▶ [EXERCISE INSTRUCTIONS] Please find every line in the records below that contains the word "label", and copy it.

INPUT DATA section start

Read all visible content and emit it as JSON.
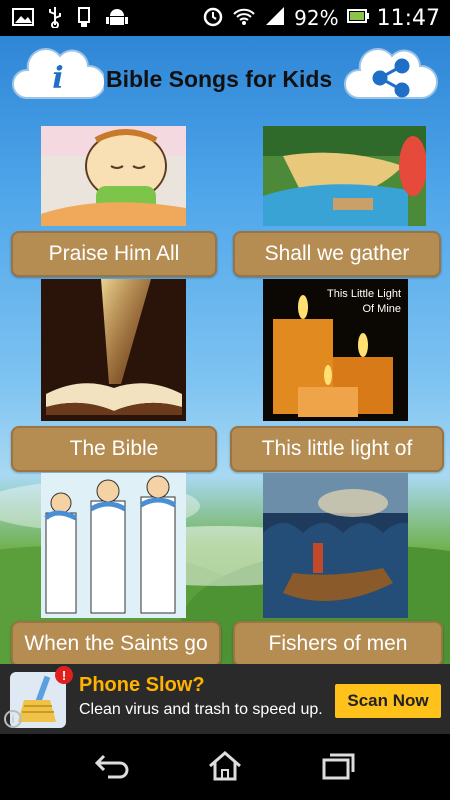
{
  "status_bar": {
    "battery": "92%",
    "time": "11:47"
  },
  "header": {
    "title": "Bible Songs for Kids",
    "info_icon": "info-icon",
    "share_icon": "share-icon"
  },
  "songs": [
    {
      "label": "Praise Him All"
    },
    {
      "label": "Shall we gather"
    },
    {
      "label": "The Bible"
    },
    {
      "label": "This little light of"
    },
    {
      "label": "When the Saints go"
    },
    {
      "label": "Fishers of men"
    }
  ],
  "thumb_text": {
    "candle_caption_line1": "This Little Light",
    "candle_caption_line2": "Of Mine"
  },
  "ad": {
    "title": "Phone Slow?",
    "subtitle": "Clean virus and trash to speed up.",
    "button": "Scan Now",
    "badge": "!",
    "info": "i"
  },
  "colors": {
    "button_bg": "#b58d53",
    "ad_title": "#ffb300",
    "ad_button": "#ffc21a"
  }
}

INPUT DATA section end

▶ [SOLUTION TO THE PROBLEM]
      "label": "Praise Him All"
      "label": "Shall we gather"
      "label": "The Bible"
      "label": "This little light of"
      "label": "When the Saints go"
      "label": "Fishers of men"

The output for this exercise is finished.